Task details:
Print all records exactly, pictures left out.

Dataset:
##########
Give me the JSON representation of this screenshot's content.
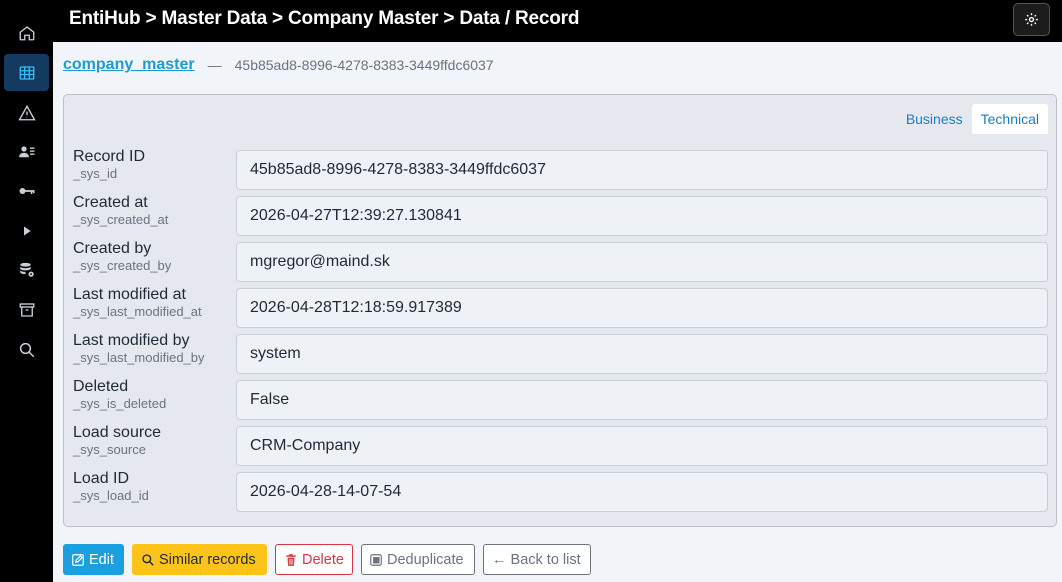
{
  "header": {
    "breadcrumb": "EntiHub > Master Data > Company Master > Data / Record"
  },
  "sidebar": {
    "items": [
      {
        "icon": "home-icon",
        "active": false
      },
      {
        "icon": "table-icon",
        "active": true
      },
      {
        "icon": "warning-icon",
        "active": false
      },
      {
        "icon": "users-list-icon",
        "active": false
      },
      {
        "icon": "key-icon",
        "active": false
      },
      {
        "icon": "play-icon",
        "active": false
      },
      {
        "icon": "database-settings-icon",
        "active": false
      },
      {
        "icon": "archive-icon",
        "active": false
      },
      {
        "icon": "search-icon",
        "active": false
      }
    ]
  },
  "record": {
    "entity": "company_master",
    "separator": "—",
    "id": "45b85ad8-8996-4278-8383-3449ffdc6037"
  },
  "tabs": [
    {
      "label": "Business",
      "active": false
    },
    {
      "label": "Technical",
      "active": true
    }
  ],
  "fields": [
    {
      "label": "Record ID",
      "key": "_sys_id",
      "value": "45b85ad8-8996-4278-8383-3449ffdc6037"
    },
    {
      "label": "Created at",
      "key": "_sys_created_at",
      "value": "2026-04-27T12:39:27.130841"
    },
    {
      "label": "Created by",
      "key": "_sys_created_by",
      "value": "mgregor@maind.sk"
    },
    {
      "label": "Last modified at",
      "key": "_sys_last_modified_at",
      "value": "2026-04-28T12:18:59.917389"
    },
    {
      "label": "Last modified by",
      "key": "_sys_last_modified_by",
      "value": "system"
    },
    {
      "label": "Deleted",
      "key": "_sys_is_deleted",
      "value": "False"
    },
    {
      "label": "Load source",
      "key": "_sys_source",
      "value": "CRM-Company"
    },
    {
      "label": "Load ID",
      "key": "_sys_load_id",
      "value": "2026-04-28-14-07-54"
    }
  ],
  "actions": {
    "edit": "Edit",
    "similar": "Similar records",
    "delete": "Delete",
    "deduplicate": "Deduplicate",
    "back": "← Back to list"
  },
  "colors": {
    "accent": "#1a9fe0",
    "warning": "#fcc419",
    "danger": "#dc3545",
    "sidebar_active": "#143a5f"
  }
}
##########
Task result:
Give me the JSON representation of this screenshot's content.
{
  "header": {
    "breadcrumb": "EntiHub > Master Data > Company Master > Data / Record"
  },
  "sidebar": {
    "items": [
      {
        "icon": "home-icon",
        "active": false
      },
      {
        "icon": "table-icon",
        "active": true
      },
      {
        "icon": "warning-icon",
        "active": false
      },
      {
        "icon": "users-list-icon",
        "active": false
      },
      {
        "icon": "key-icon",
        "active": false
      },
      {
        "icon": "play-icon",
        "active": false
      },
      {
        "icon": "database-settings-icon",
        "active": false
      },
      {
        "icon": "archive-icon",
        "active": false
      },
      {
        "icon": "search-icon",
        "active": false
      }
    ]
  },
  "record": {
    "entity": "company_master",
    "separator": "—",
    "id": "45b85ad8-8996-4278-8383-3449ffdc6037"
  },
  "tabs": [
    {
      "label": "Business",
      "active": false
    },
    {
      "label": "Technical",
      "active": true
    }
  ],
  "fields": [
    {
      "label": "Record ID",
      "key": "_sys_id",
      "value": "45b85ad8-8996-4278-8383-3449ffdc6037"
    },
    {
      "label": "Created at",
      "key": "_sys_created_at",
      "value": "2026-04-27T12:39:27.130841"
    },
    {
      "label": "Created by",
      "key": "_sys_created_by",
      "value": "mgregor@maind.sk"
    },
    {
      "label": "Last modified at",
      "key": "_sys_last_modified_at",
      "value": "2026-04-28T12:18:59.917389"
    },
    {
      "label": "Last modified by",
      "key": "_sys_last_modified_by",
      "value": "system"
    },
    {
      "label": "Deleted",
      "key": "_sys_is_deleted",
      "value": "False"
    },
    {
      "label": "Load source",
      "key": "_sys_source",
      "value": "CRM-Company"
    },
    {
      "label": "Load ID",
      "key": "_sys_load_id",
      "value": "2026-04-28-14-07-54"
    }
  ],
  "actions": {
    "edit": "Edit",
    "similar": "Similar records",
    "delete": "Delete",
    "deduplicate": "Deduplicate",
    "back": "← Back to list"
  },
  "colors": {
    "accent": "#1a9fe0",
    "warning": "#fcc419",
    "danger": "#dc3545",
    "sidebar_active": "#143a5f"
  }
}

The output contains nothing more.